Requirement:
Take the data below and filter it for lines containing the word "JSON"; show each line found.

Dataset items
━━━━━━━━━━━━━━━━━━━━━━━━━━━━━━

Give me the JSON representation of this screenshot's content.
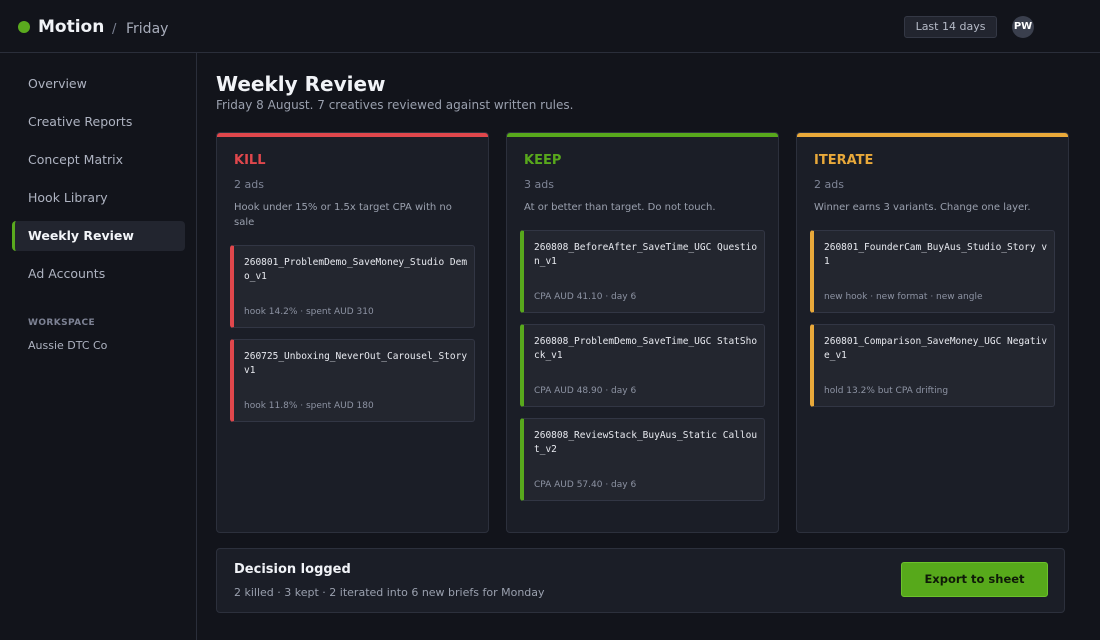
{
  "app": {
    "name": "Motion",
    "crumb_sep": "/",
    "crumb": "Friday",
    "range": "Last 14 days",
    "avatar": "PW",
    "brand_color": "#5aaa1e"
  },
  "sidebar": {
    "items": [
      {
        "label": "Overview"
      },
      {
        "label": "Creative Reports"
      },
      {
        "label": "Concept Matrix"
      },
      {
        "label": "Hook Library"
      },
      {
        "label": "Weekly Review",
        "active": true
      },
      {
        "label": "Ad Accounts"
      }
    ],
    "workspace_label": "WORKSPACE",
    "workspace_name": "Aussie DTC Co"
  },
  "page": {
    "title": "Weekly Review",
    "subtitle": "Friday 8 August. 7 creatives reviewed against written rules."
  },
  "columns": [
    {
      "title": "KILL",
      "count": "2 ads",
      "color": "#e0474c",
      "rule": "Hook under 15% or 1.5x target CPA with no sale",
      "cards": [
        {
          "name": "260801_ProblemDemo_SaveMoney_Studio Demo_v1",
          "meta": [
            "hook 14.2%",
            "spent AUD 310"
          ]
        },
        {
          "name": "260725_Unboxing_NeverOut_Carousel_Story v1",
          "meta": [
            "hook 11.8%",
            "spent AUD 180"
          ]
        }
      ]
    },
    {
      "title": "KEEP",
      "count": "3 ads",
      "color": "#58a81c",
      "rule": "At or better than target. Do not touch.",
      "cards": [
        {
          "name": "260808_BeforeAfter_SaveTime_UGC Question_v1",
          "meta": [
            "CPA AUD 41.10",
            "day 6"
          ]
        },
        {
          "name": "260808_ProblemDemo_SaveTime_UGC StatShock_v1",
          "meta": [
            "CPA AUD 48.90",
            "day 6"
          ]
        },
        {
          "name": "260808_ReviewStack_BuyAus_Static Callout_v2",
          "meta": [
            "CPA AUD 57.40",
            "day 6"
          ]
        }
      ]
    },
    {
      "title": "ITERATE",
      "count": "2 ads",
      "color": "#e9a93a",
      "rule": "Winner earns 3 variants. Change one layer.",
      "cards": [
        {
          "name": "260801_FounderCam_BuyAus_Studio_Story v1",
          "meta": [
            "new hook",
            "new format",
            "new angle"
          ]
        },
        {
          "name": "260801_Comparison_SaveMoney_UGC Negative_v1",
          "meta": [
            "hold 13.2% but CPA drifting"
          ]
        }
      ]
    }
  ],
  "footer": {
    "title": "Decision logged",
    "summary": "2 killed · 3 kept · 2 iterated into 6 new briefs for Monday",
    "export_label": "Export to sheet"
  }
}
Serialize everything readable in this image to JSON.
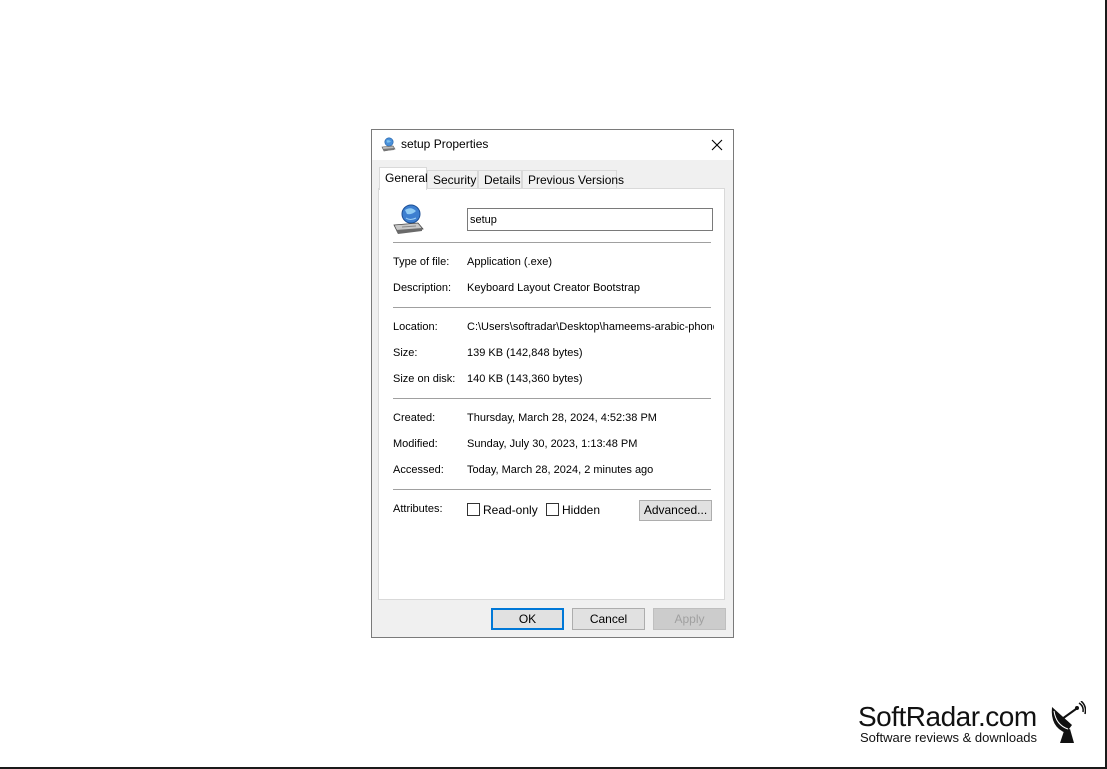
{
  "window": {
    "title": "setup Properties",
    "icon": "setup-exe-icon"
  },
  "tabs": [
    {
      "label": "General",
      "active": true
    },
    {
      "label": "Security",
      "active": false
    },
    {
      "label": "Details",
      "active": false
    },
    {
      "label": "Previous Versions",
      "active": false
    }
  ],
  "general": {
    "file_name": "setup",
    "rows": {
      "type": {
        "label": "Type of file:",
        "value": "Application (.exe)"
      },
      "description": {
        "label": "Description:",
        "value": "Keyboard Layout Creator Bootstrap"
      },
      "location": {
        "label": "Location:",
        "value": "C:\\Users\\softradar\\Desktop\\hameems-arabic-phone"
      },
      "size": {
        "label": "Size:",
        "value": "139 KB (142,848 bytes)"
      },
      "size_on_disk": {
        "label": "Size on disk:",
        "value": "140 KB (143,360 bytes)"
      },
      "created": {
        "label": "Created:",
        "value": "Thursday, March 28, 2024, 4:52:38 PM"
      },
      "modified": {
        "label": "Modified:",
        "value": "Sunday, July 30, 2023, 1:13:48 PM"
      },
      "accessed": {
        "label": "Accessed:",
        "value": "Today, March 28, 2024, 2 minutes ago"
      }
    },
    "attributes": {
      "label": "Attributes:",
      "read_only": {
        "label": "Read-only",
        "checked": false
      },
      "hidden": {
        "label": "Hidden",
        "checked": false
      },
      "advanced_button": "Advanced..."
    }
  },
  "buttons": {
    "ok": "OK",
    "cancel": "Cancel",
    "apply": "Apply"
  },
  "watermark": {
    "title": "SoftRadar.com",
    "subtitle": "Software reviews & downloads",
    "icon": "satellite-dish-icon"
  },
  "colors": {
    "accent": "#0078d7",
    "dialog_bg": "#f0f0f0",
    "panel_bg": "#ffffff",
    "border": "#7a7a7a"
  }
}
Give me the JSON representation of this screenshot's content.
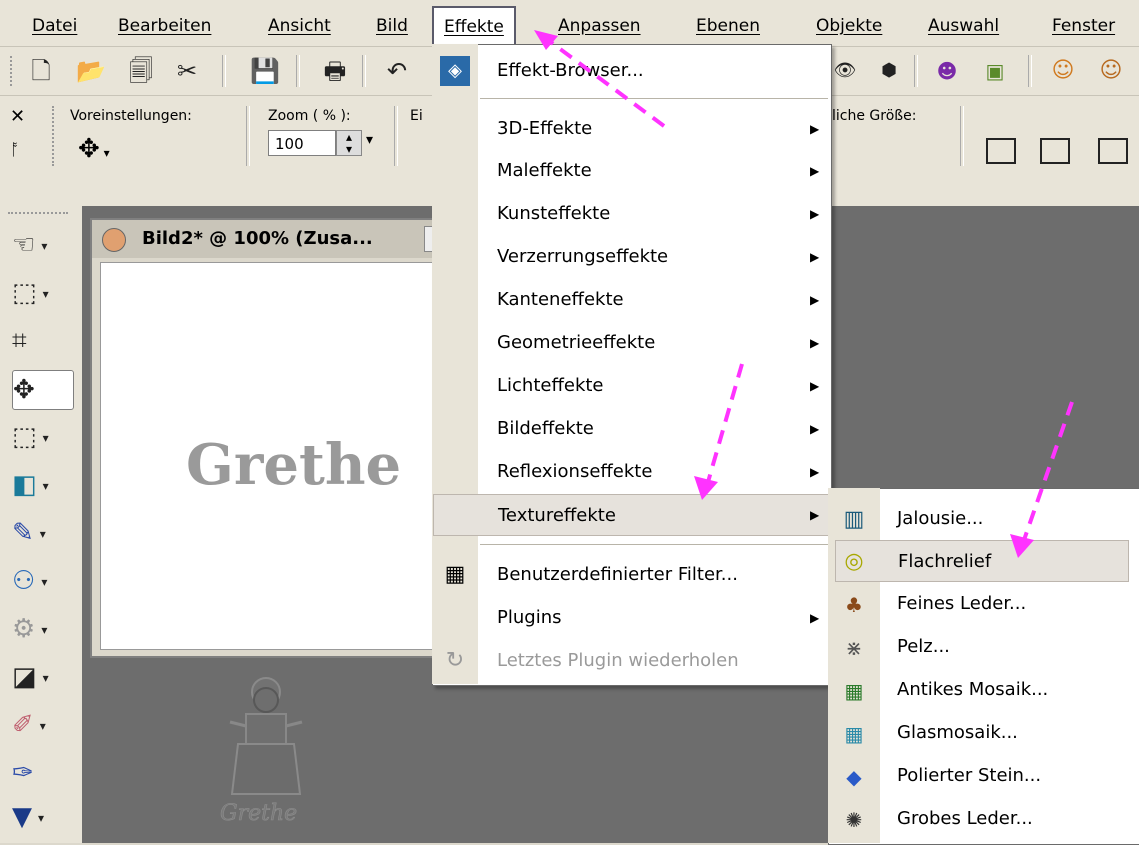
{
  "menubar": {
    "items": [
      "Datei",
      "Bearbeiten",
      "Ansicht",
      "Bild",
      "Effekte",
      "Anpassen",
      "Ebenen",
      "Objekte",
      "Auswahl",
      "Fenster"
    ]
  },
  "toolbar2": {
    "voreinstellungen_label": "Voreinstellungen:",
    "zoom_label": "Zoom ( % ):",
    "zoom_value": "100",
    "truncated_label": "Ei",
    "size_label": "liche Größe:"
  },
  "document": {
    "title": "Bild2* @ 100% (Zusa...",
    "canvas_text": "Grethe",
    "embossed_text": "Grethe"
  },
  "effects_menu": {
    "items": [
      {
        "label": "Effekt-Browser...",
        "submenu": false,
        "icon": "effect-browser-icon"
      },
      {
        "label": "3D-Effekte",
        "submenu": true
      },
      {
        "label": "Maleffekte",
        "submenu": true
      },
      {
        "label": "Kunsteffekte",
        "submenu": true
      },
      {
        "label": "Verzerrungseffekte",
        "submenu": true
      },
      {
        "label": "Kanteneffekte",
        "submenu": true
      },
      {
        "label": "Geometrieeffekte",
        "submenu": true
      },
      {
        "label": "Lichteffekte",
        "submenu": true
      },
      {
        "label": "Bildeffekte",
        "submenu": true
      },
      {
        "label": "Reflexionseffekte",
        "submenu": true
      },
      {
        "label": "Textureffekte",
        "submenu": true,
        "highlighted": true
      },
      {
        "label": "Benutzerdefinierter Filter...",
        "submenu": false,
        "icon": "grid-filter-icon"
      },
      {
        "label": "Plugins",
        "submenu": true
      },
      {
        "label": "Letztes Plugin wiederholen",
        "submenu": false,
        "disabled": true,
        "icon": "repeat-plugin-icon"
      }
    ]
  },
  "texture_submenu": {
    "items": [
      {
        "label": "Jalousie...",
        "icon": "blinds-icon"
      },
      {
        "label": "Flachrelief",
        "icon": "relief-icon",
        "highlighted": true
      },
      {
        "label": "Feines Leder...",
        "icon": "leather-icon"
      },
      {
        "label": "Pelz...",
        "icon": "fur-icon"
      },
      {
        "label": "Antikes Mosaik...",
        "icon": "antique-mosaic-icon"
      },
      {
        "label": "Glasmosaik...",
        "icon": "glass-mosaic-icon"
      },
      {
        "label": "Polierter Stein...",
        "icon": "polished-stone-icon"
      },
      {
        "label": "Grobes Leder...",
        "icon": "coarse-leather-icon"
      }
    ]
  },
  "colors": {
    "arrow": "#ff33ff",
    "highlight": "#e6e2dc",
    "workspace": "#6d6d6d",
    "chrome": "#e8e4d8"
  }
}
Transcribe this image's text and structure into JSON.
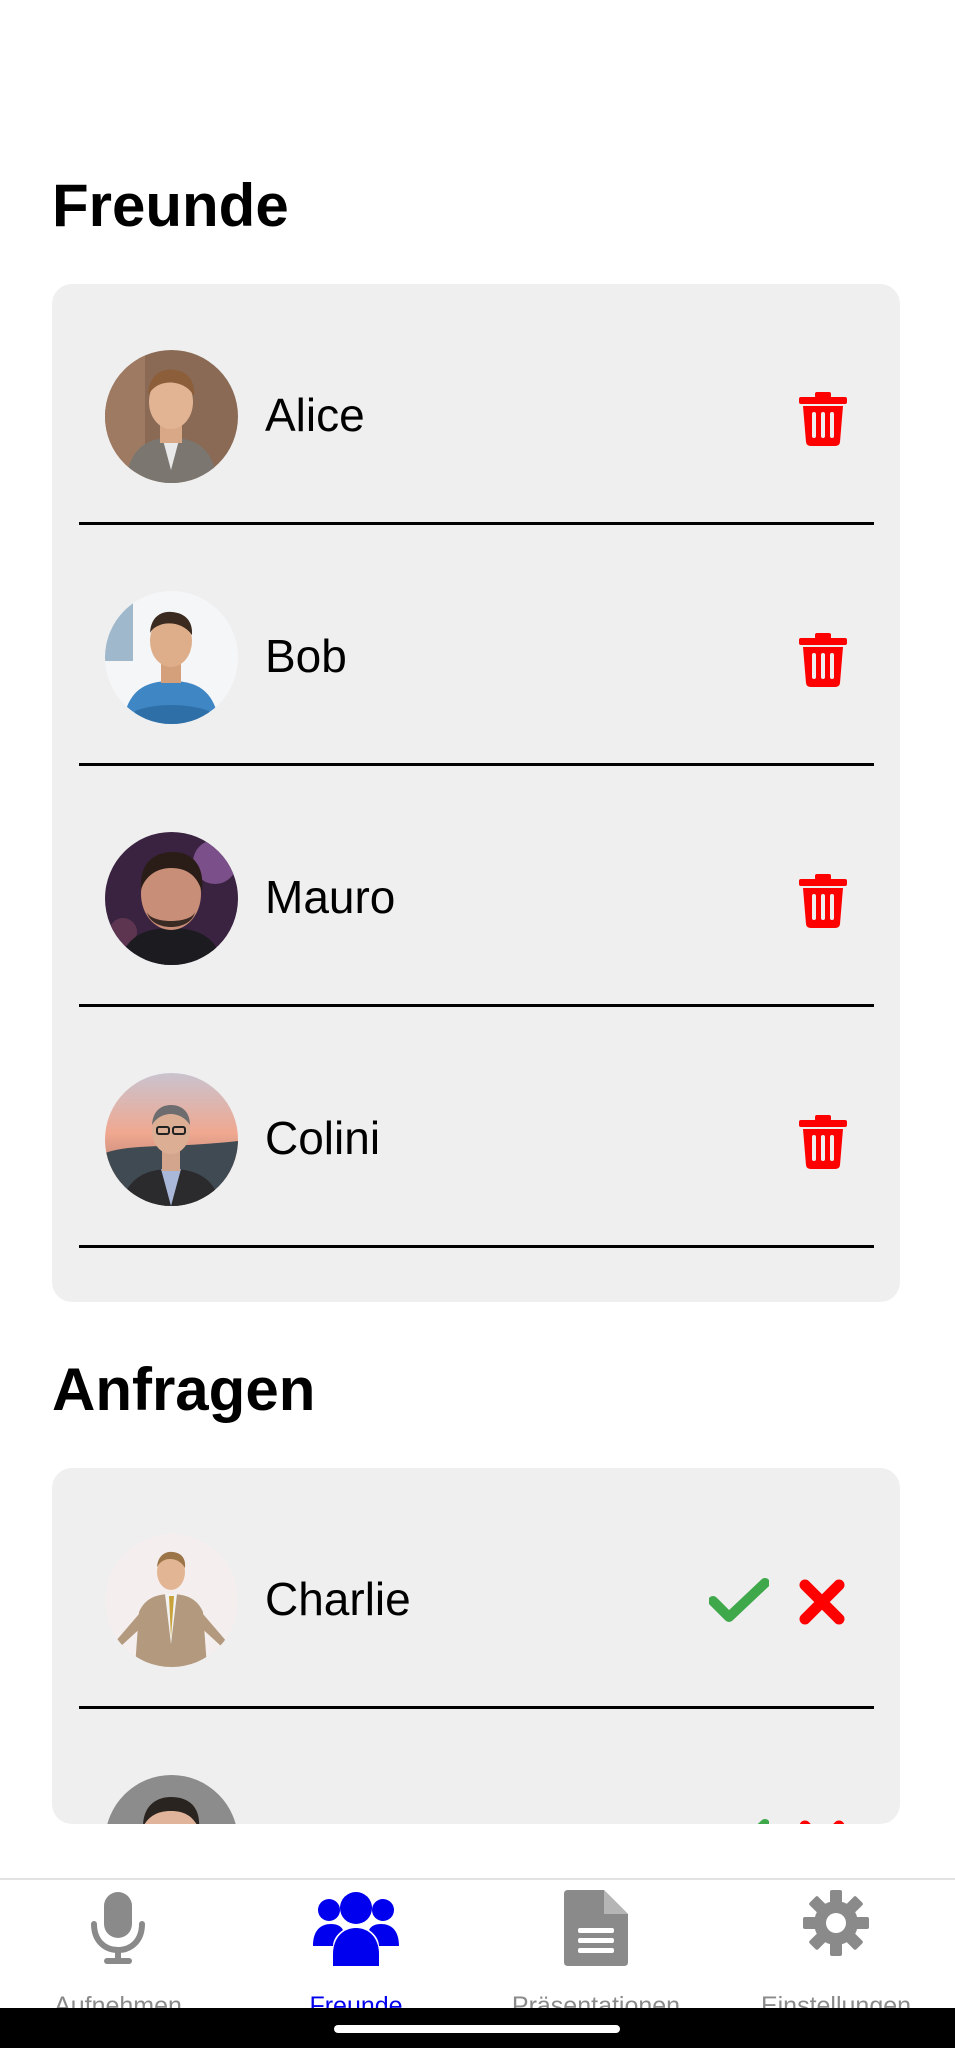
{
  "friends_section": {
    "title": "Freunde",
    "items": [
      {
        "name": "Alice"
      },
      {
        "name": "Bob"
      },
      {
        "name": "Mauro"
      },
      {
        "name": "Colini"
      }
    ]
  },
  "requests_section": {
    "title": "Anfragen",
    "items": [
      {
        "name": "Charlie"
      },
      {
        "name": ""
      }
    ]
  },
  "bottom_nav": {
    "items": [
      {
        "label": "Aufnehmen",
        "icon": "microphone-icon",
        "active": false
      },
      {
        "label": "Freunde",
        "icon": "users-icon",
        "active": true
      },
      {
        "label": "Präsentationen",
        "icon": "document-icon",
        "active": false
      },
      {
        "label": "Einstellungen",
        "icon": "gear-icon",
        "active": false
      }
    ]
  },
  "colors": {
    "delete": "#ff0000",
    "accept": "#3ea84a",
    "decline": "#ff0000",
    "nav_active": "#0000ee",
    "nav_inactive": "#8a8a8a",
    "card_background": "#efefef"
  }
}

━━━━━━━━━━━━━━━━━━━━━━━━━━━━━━

Solution for this exercise:
Give me the JSON representation of this screenshot's content.
Serialize everything readable in this image to JSON.
Give me the JSON representation of this screenshot's content.
Transcribe this image's text and structure into JSON.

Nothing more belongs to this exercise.